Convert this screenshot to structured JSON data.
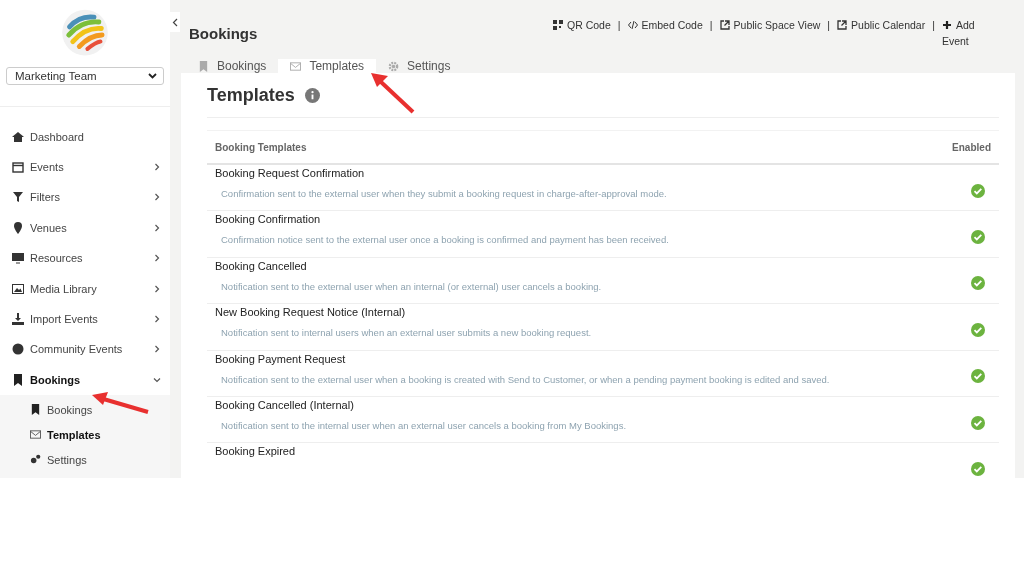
{
  "sidebar": {
    "team_select": {
      "value": "Marketing Team"
    },
    "items": [
      {
        "label": "Dashboard",
        "kind": "link",
        "selected": false
      },
      {
        "label": "Events",
        "kind": "group",
        "expanded": false,
        "selected": false
      },
      {
        "label": "Filters",
        "kind": "group",
        "expanded": false,
        "selected": false
      },
      {
        "label": "Venues",
        "kind": "group",
        "expanded": false,
        "selected": false
      },
      {
        "label": "Resources",
        "kind": "group",
        "expanded": false,
        "selected": false
      },
      {
        "label": "Media Library",
        "kind": "group",
        "expanded": false,
        "selected": false
      },
      {
        "label": "Import Events",
        "kind": "group",
        "expanded": false,
        "selected": false
      },
      {
        "label": "Community Events",
        "kind": "group",
        "expanded": false,
        "selected": false
      },
      {
        "label": "Bookings",
        "kind": "group",
        "expanded": true,
        "selected": true,
        "children": [
          {
            "label": "Bookings",
            "selected": false
          },
          {
            "label": "Templates",
            "selected": true
          },
          {
            "label": "Settings",
            "selected": false
          }
        ]
      }
    ]
  },
  "header": {
    "title": "Bookings",
    "links": [
      "QR Code",
      "Embed Code",
      "Public Space View",
      "Public Calendar",
      "Add Event"
    ],
    "separator": "|"
  },
  "tabs": [
    {
      "label": "Bookings",
      "selected": false
    },
    {
      "label": "Templates",
      "selected": true
    },
    {
      "label": "Settings",
      "selected": false
    }
  ],
  "panel": {
    "title": "Templates",
    "table": {
      "columns": [
        "Booking Templates",
        "Enabled"
      ],
      "rows": [
        {
          "name": "Booking Request Confirmation",
          "description": "Confirmation sent to the external user when they submit a booking request in charge-after-approval mode.",
          "enabled": true
        },
        {
          "name": "Booking Confirmation",
          "description": "Confirmation notice sent to the external user once a booking is confirmed and payment has been received.",
          "enabled": true
        },
        {
          "name": "Booking Cancelled",
          "description": "Notification sent to the external user when an internal (or external) user cancels a booking.",
          "enabled": true
        },
        {
          "name": "New Booking Request Notice (Internal)",
          "description": "Notification sent to internal users when an external user submits a new booking request.",
          "enabled": true
        },
        {
          "name": "Booking Payment Request",
          "description": "Notification sent to the external user when a booking is created with Send to Customer, or when a pending payment booking is edited and saved.",
          "enabled": true
        },
        {
          "name": "Booking Cancelled (Internal)",
          "description": "Notification sent to the internal user when an external user cancels a booking from My Bookings.",
          "enabled": true
        },
        {
          "name": "Booking Expired",
          "enabled": true
        }
      ]
    }
  }
}
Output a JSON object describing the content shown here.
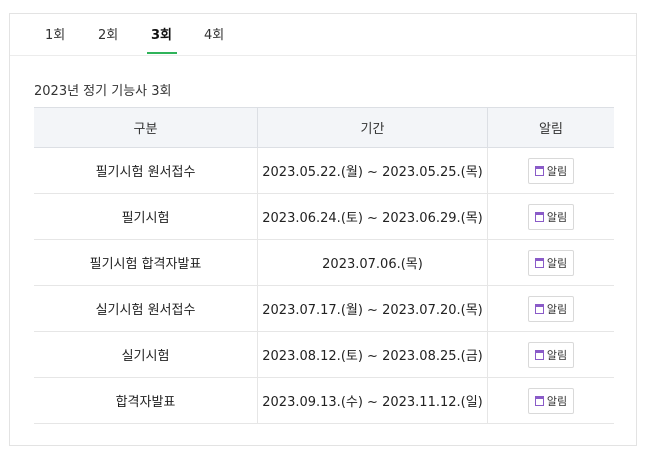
{
  "tabs": [
    {
      "label": "1회",
      "active": false
    },
    {
      "label": "2회",
      "active": false
    },
    {
      "label": "3회",
      "active": true
    },
    {
      "label": "4회",
      "active": false
    }
  ],
  "accent_color": "#2fb35a",
  "section_title": "2023년 정기 기능사 3회",
  "table": {
    "headers": [
      "구분",
      "기간",
      "알림"
    ],
    "rows": [
      {
        "division": "필기시험 원서접수",
        "period": "2023.05.22.(월) ~ 2023.05.25.(목)",
        "alarm": "알림"
      },
      {
        "division": "필기시험",
        "period": "2023.06.24.(토) ~ 2023.06.29.(목)",
        "alarm": "알림"
      },
      {
        "division": "필기시험 합격자발표",
        "period": "2023.07.06.(목)",
        "alarm": "알림"
      },
      {
        "division": "실기시험 원서접수",
        "period": "2023.07.17.(월) ~ 2023.07.20.(목)",
        "alarm": "알림"
      },
      {
        "division": "실기시험",
        "period": "2023.08.12.(토) ~ 2023.08.25.(금)",
        "alarm": "알림"
      },
      {
        "division": "합격자발표",
        "period": "2023.09.13.(수) ~ 2023.11.12.(일)",
        "alarm": "알림"
      }
    ]
  },
  "icons": {
    "alarm": "calendar-icon"
  }
}
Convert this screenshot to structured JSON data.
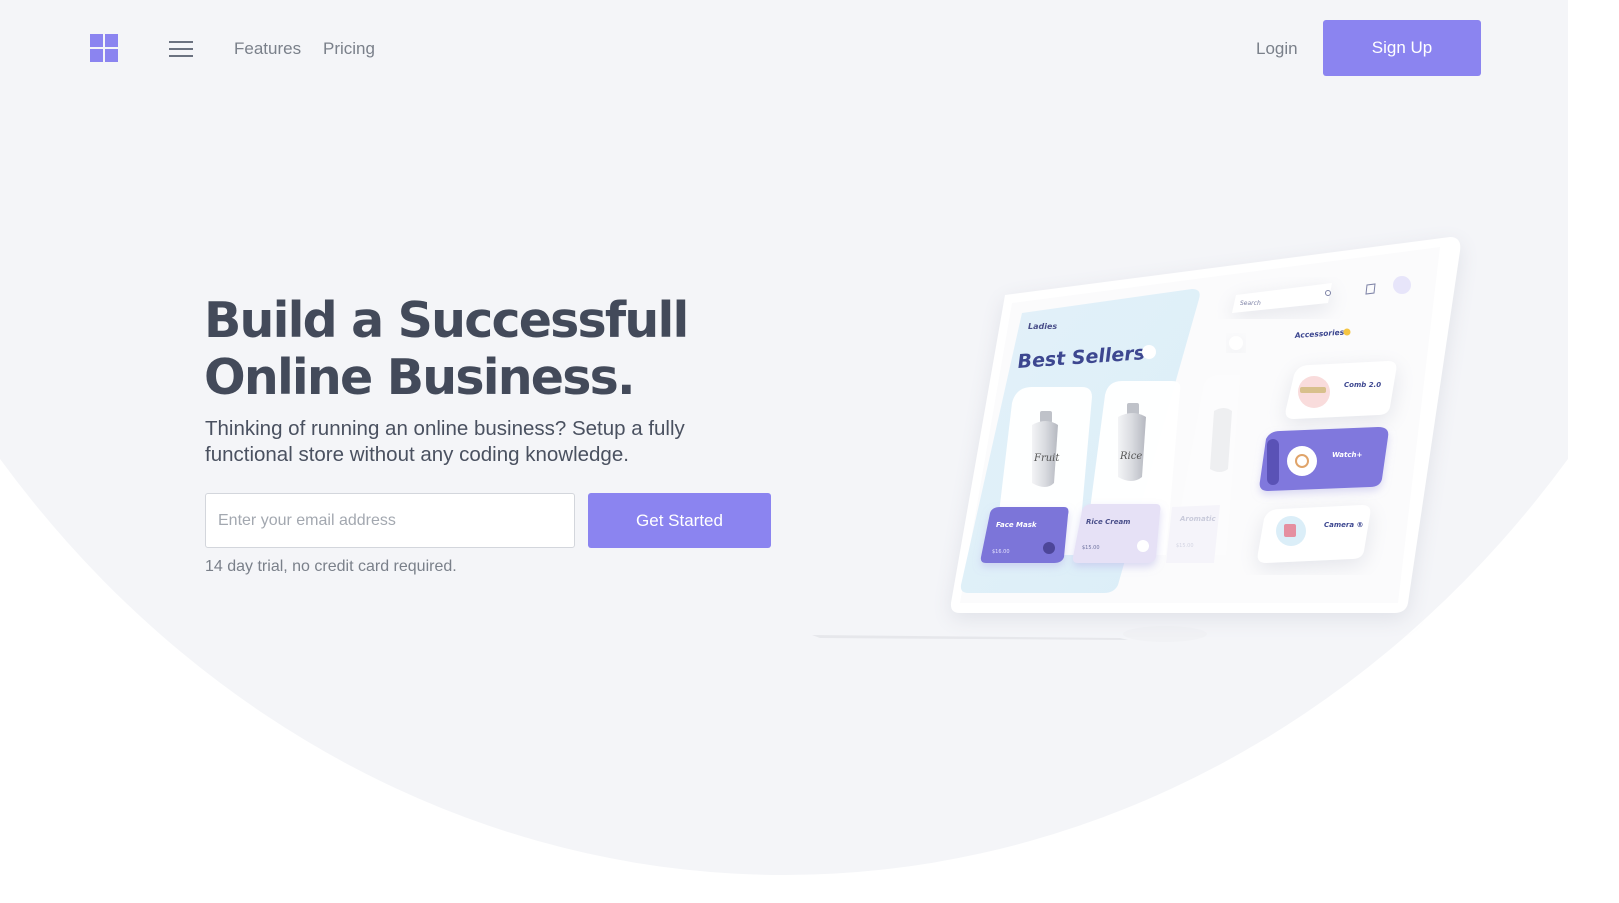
{
  "header": {
    "logo": "grid-logo",
    "menu_icon": "hamburger-menu-icon",
    "nav": [
      {
        "label": "Features"
      },
      {
        "label": "Pricing"
      }
    ],
    "login_label": "Login",
    "signup_label": "Sign Up"
  },
  "hero": {
    "title_line1": "Build a Successfull",
    "title_line2": "Online Business.",
    "subtitle": "Thinking of running an online business? Setup a fully functional store without any coding knowledge.",
    "email_placeholder": "Enter your email address",
    "email_value": "",
    "cta_label": "Get Started",
    "trial_note": "14 day trial, no credit card required."
  },
  "mockup": {
    "store_brand": "Ladies",
    "section_title": "Best Sellers",
    "search_placeholder": "Search",
    "accessories_label": "Accessories",
    "products": [
      {
        "bottle_label": "Fruit",
        "name": "Face Mask",
        "price": "$16.00"
      },
      {
        "bottle_label": "Rice",
        "name": "Rice Cream",
        "price": "$15.00"
      },
      {
        "bottle_label": "",
        "name": "Aromatic",
        "price": "$15.00"
      }
    ],
    "accessories": [
      {
        "name": "Comb 2.0"
      },
      {
        "name": "Watch+"
      },
      {
        "name": "Camera ®"
      }
    ]
  },
  "colors": {
    "accent": "#8b84f0",
    "heading": "#434a5a",
    "muted_text": "#7a808a",
    "hero_background": "#f4f5f8"
  }
}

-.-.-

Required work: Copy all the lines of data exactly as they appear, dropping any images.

Written answer:
Convert this screenshot to structured JSON data.
{
  "sidebar": {
    "team_select": {
      "value": "Marketing Team"
    },
    "items": [
      {
        "label": "Dashboard",
        "kind": "link",
        "selected": false
      },
      {
        "label": "Events",
        "kind": "group",
        "expanded": false,
        "selected": false
      },
      {
        "label": "Filters",
        "kind": "group",
        "expanded": false,
        "selected": false
      },
      {
        "label": "Venues",
        "kind": "group",
        "expanded": false,
        "selected": false
      },
      {
        "label": "Resources",
        "kind": "group",
        "expanded": false,
        "selected": false
      },
      {
        "label": "Media Library",
        "kind": "group",
        "expanded": false,
        "selected": false
      },
      {
        "label": "Import Events",
        "kind": "group",
        "expanded": false,
        "selected": false
      },
      {
        "label": "Community Events",
        "kind": "group",
        "expanded": false,
        "selected": false
      },
      {
        "label": "Bookings",
        "kind": "group",
        "expanded": true,
        "selected": true,
        "children": [
          {
            "label": "Bookings",
            "selected": false
          },
          {
            "label": "Templates",
            "selected": true
          },
          {
            "label": "Settings",
            "selected": false
          }
        ]
      }
    ]
  },
  "header": {
    "title": "Bookings",
    "links": [
      "QR Code",
      "Embed Code",
      "Public Space View",
      "Public Calendar",
      "Add Event"
    ],
    "separator": "|"
  },
  "tabs": [
    {
      "label": "Bookings",
      "selected": false
    },
    {
      "label": "Templates",
      "selected": true
    },
    {
      "label": "Settings",
      "selected": false
    }
  ],
  "panel": {
    "title": "Templates",
    "table": {
      "columns": [
        "Booking Templates",
        "Enabled"
      ],
      "rows": [
        {
          "name": "Booking Request Confirmation",
          "description": "Confirmation sent to the external user when they submit a booking request in charge-after-approval mode.",
          "enabled": true
        },
        {
          "name": "Booking Confirmation",
          "description": "Confirmation notice sent to the external user once a booking is confirmed and payment has been received.",
          "enabled": true
        },
        {
          "name": "Booking Cancelled",
          "description": "Notification sent to the external user when an internal (or external) user cancels a booking.",
          "enabled": true
        },
        {
          "name": "New Booking Request Notice (Internal)",
          "description": "Notification sent to internal users when an external user submits a new booking request.",
          "enabled": true
        },
        {
          "name": "Booking Payment Request",
          "description": "Notification sent to the external user when a booking is created with Send to Customer, or when a pending payment booking is edited and saved.",
          "enabled": true
        },
        {
          "name": "Booking Cancelled (Internal)",
          "description": "Notification sent to the internal user when an external user cancels a booking from My Bookings.",
          "enabled": true
        },
        {
          "name": "Booking Expired",
          "enabled": true
        }
      ]
    }
  }
}
Output a JSON object describing the content shown here.
{
  "tabs": [
    {
      "label": "1회",
      "active": false
    },
    {
      "label": "2회",
      "active": false
    },
    {
      "label": "3회",
      "active": true
    },
    {
      "label": "4회",
      "active": false
    }
  ],
  "accent_color": "#2fb35a",
  "section_title": "2023년 정기 기능사 3회",
  "table": {
    "headers": [
      "구분",
      "기간",
      "알림"
    ],
    "rows": [
      {
        "division": "필기시험 원서접수",
        "period": "2023.05.22.(월) ~ 2023.05.25.(목)",
        "alarm": "알림"
      },
      {
        "division": "필기시험",
        "period": "2023.06.24.(토) ~ 2023.06.29.(목)",
        "alarm": "알림"
      },
      {
        "division": "필기시험 합격자발표",
        "period": "2023.07.06.(목)",
        "alarm": "알림"
      },
      {
        "division": "실기시험 원서접수",
        "period": "2023.07.17.(월) ~ 2023.07.20.(목)",
        "alarm": "알림"
      },
      {
        "division": "실기시험",
        "period": "2023.08.12.(토) ~ 2023.08.25.(금)",
        "alarm": "알림"
      },
      {
        "division": "합격자발표",
        "period": "2023.09.13.(수) ~ 2023.11.12.(일)",
        "alarm": "알림"
      }
    ]
  },
  "icons": {
    "alarm": "calendar-icon"
  }
}
Convert this screenshot to structured JSON data.
{
  "header": {
    "logo": "grid-logo",
    "menu_icon": "hamburger-menu-icon",
    "nav": [
      {
        "label": "Features"
      },
      {
        "label": "Pricing"
      }
    ],
    "login_label": "Login",
    "signup_label": "Sign Up"
  },
  "hero": {
    "title_line1": "Build a Successfull",
    "title_line2": "Online Business.",
    "subtitle": "Thinking of running an online business? Setup a fully functional store without any coding knowledge.",
    "email_placeholder": "Enter your email address",
    "email_value": "",
    "cta_label": "Get Started",
    "trial_note": "14 day trial, no credit card required."
  },
  "mockup": {
    "store_brand": "Ladies",
    "section_title": "Best Sellers",
    "search_placeholder": "Search",
    "accessories_label": "Accessories",
    "products": [
      {
        "bottle_label": "Fruit",
        "name": "Face Mask",
        "price": "$16.00"
      },
      {
        "bottle_label": "Rice",
        "name": "Rice Cream",
        "price": "$15.00"
      },
      {
        "bottle_label": "",
        "name": "Aromatic",
        "price": "$15.00"
      }
    ],
    "accessories": [
      {
        "name": "Comb 2.0"
      },
      {
        "name": "Watch+"
      },
      {
        "name": "Camera ®"
      }
    ]
  },
  "colors": {
    "accent": "#8b84f0",
    "heading": "#434a5a",
    "muted_text": "#7a808a",
    "hero_background": "#f4f5f8"
  }
}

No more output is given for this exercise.